To combat rate evasion, insurance companies are using advanced analytics to create a premium leakage predictive model that instantly scores applications for relative risk to predict the likelihood of fraud. Many have implemented an enterprise data warehouse across all lines of business in order to aggregate data and potentially find interrelated information and transactions 

Truth in telematics

As the popularity and use of telematics grows, it is expected that the industry should see a fall in instances of rate evasion in auto insurance. Customer data provided through these devices are turning car insurance bills from a static monthly figure into something variable – the less safe the customer’s driving habits, the higher the cost.

Data from these wireless devices will provide a strong platform to help eliminate misrepresentation – providing insurers with real data on annual mileage, vehicle location, etc. 

Beware of the ghost broker

Another emerging trend, known as ghost brokering, is also gaining in popularity. A ghost broker will offer significantly cheaper insurance rates than a legitimate insurance broker by changing key details of the policy to ensure the insured pays lower premiums.

More often, the ghost broker applies for genuine insurance and alters specific details, changing anything that might have a negative impact on the quote, including residency status or claims history. This leaves the customer with an invalid policy.

In some cases, the broker takes out a policy and then cancels it once the insurance certificate has been issued, leaving the customer uninsured and holding a policy that is not worth the paper on which it is written.

These ghost brokers operate through small ads or websites and offer cheap insurance. They often target people who may think it is hard to get insurance, such as those on tight budgets, like students, or those whose native language is not English or French.

Data analytics is used to look at triggers or characteristics of an application that suggest ghost brokering is taking place. It can be done by deploying statistical analysis and cross referencing information, such as date of birth, driver’s licence information and past histories of activities with industry databases to look for misrepresentation.

Spotting red flags

Traditional underwriting operates using rules-based models that produce various “red flags” during the underwriting process to indicate the need for additional research or follow-up. This model, for the most part, relies on the judgment and expertise of the underwriters alone.

Couple this with the fact that insurers are being forced to cut expenses, perhaps leaving little time to check application details for completeness and accuracy, and that it is a fiercely competitive market where a consumer’s main criteria for choosing an insurer is often based on price. The net result is an environment ripe for underwriting fraud.

To ensure rating integrity and to prevent premium leakage, insurers need to implement analytics technologies and conduct sophisticated data analysis in real time. Precise detection can only be realized through the creation of an overall picture of the probability of fraud so that action can be taken during the underwriting process.
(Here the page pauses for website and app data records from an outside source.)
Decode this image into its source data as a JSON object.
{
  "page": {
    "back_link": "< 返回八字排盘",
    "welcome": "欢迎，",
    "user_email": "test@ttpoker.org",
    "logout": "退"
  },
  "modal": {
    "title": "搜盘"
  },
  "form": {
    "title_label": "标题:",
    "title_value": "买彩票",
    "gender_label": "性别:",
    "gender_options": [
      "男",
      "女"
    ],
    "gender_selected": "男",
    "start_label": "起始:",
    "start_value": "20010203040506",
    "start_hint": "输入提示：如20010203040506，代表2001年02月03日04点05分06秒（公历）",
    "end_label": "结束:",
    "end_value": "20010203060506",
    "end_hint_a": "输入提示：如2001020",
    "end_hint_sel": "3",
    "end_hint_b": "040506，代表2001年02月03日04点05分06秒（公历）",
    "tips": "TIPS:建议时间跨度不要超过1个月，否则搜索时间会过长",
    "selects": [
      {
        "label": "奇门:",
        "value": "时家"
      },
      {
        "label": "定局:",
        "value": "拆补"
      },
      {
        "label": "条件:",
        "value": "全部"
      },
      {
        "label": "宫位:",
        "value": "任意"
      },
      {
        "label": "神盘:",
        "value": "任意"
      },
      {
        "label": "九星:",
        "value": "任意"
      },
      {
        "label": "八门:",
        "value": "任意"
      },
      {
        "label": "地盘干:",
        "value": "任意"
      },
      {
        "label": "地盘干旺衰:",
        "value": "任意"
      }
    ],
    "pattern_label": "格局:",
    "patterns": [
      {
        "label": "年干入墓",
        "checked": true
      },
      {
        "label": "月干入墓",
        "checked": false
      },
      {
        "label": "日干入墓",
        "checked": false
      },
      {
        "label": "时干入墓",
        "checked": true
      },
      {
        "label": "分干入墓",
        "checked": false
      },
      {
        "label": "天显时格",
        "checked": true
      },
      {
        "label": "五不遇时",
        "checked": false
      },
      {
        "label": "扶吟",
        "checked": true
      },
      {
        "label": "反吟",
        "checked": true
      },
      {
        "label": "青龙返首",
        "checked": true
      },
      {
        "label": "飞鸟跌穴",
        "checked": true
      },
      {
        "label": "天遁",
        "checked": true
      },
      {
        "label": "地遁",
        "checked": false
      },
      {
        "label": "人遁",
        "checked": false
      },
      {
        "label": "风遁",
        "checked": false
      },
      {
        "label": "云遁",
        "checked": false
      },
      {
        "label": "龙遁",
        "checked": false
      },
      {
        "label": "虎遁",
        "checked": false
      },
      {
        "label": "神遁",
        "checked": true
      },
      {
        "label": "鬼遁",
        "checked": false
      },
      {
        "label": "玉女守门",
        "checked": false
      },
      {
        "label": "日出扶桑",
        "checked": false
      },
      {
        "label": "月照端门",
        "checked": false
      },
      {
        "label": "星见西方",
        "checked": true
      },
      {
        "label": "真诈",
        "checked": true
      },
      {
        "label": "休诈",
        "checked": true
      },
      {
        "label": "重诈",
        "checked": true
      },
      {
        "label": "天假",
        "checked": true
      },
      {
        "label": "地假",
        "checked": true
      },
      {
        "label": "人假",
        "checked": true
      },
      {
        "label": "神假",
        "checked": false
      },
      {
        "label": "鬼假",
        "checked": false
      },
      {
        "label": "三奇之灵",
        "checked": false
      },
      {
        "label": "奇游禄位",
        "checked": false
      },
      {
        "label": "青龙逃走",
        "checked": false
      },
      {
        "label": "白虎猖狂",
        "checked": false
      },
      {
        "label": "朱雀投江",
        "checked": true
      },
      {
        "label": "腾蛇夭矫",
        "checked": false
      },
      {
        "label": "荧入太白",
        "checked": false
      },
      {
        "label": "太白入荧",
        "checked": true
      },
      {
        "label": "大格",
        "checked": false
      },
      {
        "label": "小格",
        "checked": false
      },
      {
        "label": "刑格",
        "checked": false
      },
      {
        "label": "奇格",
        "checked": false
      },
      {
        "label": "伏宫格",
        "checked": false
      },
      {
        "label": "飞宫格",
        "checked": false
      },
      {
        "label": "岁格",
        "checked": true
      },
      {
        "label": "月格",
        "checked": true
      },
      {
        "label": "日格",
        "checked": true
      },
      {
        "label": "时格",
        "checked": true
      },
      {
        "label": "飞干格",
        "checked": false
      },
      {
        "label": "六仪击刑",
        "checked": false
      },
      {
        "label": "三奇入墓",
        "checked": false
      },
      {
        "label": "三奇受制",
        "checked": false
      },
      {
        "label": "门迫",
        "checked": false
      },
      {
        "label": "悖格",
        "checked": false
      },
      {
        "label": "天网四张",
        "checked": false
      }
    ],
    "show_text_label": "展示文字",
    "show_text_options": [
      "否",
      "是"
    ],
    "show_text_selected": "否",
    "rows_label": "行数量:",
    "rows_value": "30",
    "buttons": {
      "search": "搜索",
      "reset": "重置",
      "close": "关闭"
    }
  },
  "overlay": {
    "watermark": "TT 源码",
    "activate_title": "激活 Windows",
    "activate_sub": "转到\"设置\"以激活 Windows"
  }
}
As today’s insurers look to develop new strategies for employ
ing advanced technology to detect and prevent the various types of underwriting fraud, capturing customer data in real time, using predictive modelling, creating special investigative units and integrating insurance data warehouses need to be among the techniques deployed.